Wednesday, February 20, 2008

State cuts trouble Sarvis


Just as Santa Barbara School District officials were getting a firm handle on what its pocket book looked like earlier this year, the State of California announced it would make about $4 billion in cuts to education.
With declining enrollment continuing to plague the district, the forecast for the future looked rocky as it was, with a projected $4.5 million deficit by 2010.

But now the numbers look far worse, so bad that District Superintendent Dr. Brian Sarvis met with members of the media yesterday to discuss the wide-reaching cuts – about $4 million worth -- that the district will likely have to make this year.
“It’s pretty gloomy,” said Eric D. Smith, the district’s interim assistant superintendent for business. “We’ve got to plan for the worst and hope for the best.”
Smith said it’s possible that the projected $4 million in cuts could increase or decrease as the year drags on. But for now, that’s the number the Board of Education will work with while discussing potential cuts.
He said the $4 million number was settled on after extrapolating what the $4 billion in cuts statewide translated to at the local level.
Smith said $2 million will be cut from the district’s general purpose revenue stream, which can be used for anything, while $900,000 in cuts are expected in “categorical income,” which includes such things as home to school transportation and instructional materials. He said more than $500,000 is expected to be cut from special education, while the remainder will be cut from a number of programs throughout the district that rely on state funding.
While these are the areas that will initially be impacted by what happens at the state level, it will be up to district officials to make cuts wherever they deem appropriate.
By next month, Sarvis said the district will send lay-off notices to teachers as it does each year, but the number of pink slips issued will likely be higher this year.
Sarvis said he did not yet know how many positions could be cut, but noted that in a district with 2,700 employees, which accounts for 85 percent of the total $129 million operating budget, human cuts might be the most logical place to start.
“If we’re looking at cuts we’re looking at cuts to programs and people,” Sarvis said.
He said the school board will begin the task of deciding what and where to cut at their next board meeting on Tuesday Feb. 26.
Last year the district made $2.5 million in cuts to school programs, but ended up re-implimenting about $500,000 worth of these programs after a $2 million budget surplus was unearthed during a spring budget discussion.
Since the budget discrepancy was realized, two top budget officials have resigned from their posts and the district has just recently managed to understand exactly where it stood fiscally.
But if there ever was a feeling of relief on behalf of district officials, it was short lived.
“To be hit with a projection like this throws us back in the need of planning cuts,” Sarvis said.
Smith said the Santa Barbara School Districts won’t be alone in having to make cuts. He said about 50 percent of school districts in California are suffering from declining enrollment and will be faced with making similar cuts.
Sarvis said districts experiencing growth and those that are funded heavily through property taxes will not be hit as hard by the state’s cuts.

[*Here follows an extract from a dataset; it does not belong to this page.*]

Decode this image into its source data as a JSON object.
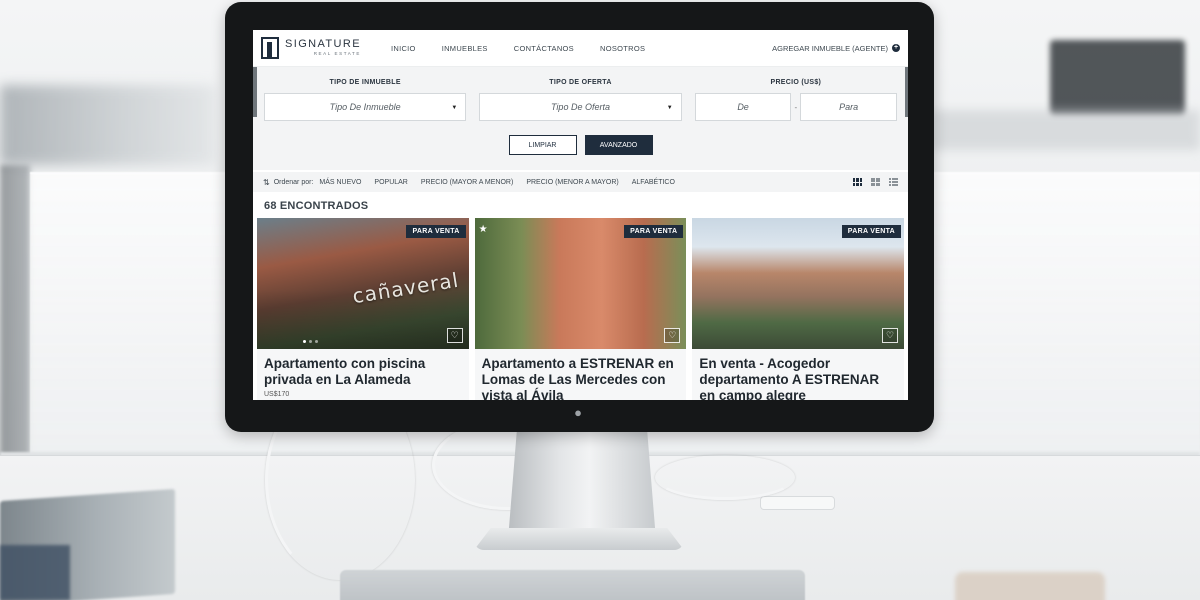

1 comment:

Anonymous said...

If enrollment is declining, shouldn't they naturally be paring back?